It’s also important to know the market and determine the best and worst time to buy a car. For example, you’re more likely to save money by buying a car at the end of month when dealers are more desperate to reach their quota than at the beginning of the month. When to buy a car is like pitching a story: there’s a limited window of time to make the most impact. As public relations professionals we know not to pitch to reporters on deadline. Car buyer should also know not to buy a car soon after the new car models are for sale.

While taking a car for a test drive, be sure to inspect the brake pads, tire wear, condition of the engine and note any scratches and dings if you’re looking at a used car. Just like car hunters should research the car, PR professionals should read recent articles from the reporter they intend to pitch.

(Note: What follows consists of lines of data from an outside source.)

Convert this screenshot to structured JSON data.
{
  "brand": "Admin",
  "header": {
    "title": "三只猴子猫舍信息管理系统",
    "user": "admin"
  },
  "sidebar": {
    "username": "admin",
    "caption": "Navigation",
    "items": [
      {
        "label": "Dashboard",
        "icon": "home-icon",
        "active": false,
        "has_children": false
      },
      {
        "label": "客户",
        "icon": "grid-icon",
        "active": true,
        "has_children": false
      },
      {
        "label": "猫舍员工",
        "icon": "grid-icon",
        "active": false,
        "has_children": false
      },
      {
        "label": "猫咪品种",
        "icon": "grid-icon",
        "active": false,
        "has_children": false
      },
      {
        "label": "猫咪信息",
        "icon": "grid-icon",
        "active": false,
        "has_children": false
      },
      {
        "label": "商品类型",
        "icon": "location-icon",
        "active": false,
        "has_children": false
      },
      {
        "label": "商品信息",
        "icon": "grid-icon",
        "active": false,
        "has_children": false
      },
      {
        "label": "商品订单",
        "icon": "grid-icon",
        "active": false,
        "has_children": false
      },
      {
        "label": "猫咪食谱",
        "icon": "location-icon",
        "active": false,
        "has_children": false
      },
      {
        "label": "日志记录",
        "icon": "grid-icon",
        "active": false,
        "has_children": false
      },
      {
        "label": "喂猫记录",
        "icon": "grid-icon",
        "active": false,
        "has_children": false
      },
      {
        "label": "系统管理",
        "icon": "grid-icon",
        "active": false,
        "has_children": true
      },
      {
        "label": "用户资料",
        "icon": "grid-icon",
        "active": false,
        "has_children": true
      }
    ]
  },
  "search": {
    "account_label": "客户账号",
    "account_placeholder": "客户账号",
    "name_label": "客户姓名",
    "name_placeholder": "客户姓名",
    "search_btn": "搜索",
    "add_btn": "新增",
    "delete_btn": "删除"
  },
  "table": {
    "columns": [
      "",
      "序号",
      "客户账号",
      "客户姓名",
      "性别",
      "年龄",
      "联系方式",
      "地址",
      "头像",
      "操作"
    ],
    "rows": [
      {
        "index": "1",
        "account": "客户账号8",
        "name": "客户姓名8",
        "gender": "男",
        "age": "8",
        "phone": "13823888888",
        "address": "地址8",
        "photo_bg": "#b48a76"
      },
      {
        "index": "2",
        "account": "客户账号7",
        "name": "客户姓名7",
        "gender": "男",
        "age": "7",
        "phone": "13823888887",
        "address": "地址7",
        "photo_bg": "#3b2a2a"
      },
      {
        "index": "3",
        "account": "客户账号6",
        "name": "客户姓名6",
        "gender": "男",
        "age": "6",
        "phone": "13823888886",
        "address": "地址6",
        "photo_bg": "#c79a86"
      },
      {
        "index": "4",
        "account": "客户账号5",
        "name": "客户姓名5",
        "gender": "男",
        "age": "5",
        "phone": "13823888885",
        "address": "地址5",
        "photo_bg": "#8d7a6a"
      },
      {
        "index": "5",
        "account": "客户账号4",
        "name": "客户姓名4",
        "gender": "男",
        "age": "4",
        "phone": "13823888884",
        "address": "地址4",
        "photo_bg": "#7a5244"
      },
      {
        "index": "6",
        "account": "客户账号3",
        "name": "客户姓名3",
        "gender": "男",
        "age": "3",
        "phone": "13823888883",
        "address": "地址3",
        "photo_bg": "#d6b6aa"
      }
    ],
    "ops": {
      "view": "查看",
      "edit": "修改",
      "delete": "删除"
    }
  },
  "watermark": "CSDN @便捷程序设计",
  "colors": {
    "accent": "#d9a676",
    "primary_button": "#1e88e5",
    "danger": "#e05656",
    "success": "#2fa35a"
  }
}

Public relations is all about effective communication. Pitching is a give-and-take: when the PR professional provides a journalist information, they receive coverage in return.  Moreover, as PR professionals we’re naturally careful with words.

An effective communication tactic is—wait for it— silence. Let the dealer do the talking, after all, they’re the people actively selling you a car. If you wait long enough you may receive a price reduction or an added feature.

The SWAT approach is effective for negotiating a car deal. For example, say you’re looking to spend around $25,000 for a car.

Start: $22,000
Want: $25,000
Accept: $26,000
Terminate negotiation: Anything over $26,000

You can initially offer a price far lower than the Kelly Blue Book value of the car and wait for the counter offer. The moment the dealer feels like the sale is slipping away is when you’re most likely to get the best deal. In a sense, sticking to the prices you have in mind is like staying on message in public relations. Consistency builds recognition and improves understanding, both for a brand and an offer on a car.

Just like PR professionals must research, communicate and negotiate in order to gain coverage for a client, a car buyer researches, communicates and (most importantly) negotiates before buying a purchase. The purchase of a new car is one of the biggest decisions a person can make. But for a client, leaving the company’s brand in the hands of PR professional is just as important.

Crisis Communication – How Important is it?

WOW! With everything that’s been going on lately; the Gulf Coast oil spill, the SeaWorld Orlando incident, etc.,  I have really been thinking about crisis communications and the importance of having a crisis communications plan in place for your company and/or clients.  Now, I know we never want to assume that something horrible is going to happen, but don’t they always say “expect the best, but prepare for the worst?”

So, how could you and your company prepare and plan for this? And what steps should you have in place?  Here is a quick and easy checklist of items that could help should the need ever arise:

Prior to the crisis:

·    Identify all areas in which your ‘crisis’ could be; financial loss, product issue, reputation loss, etc.

·    Designate a company spokesperson who will be the one to address the media during any crisis situation.

·   Have pre-drafted messages and company statements available for use if needed.  Also, have your company spokesperson aware and fluent on these messages.

·    Be aware of your communication channels and how you can effectively communicate your message to your employees, investors and the public.

During a crisis:

·    When communicating during a crisis,  always be quick , accurate, and consistent with your response.

·    Always communicate with your employees so they are aware of the actions you are taking and what the message is.

·    Never say ‘no comment’, as it implies you are hiding something.

·    Be prepared to do some reputation repair following a crisis.

This doesn’t cover it all, but it’s a start.  The bottom line is that during a crisis, or even before a crisis ever happens, you need to be prepared and you need to communicate.  This could be what sets you or your clients apart from the competition.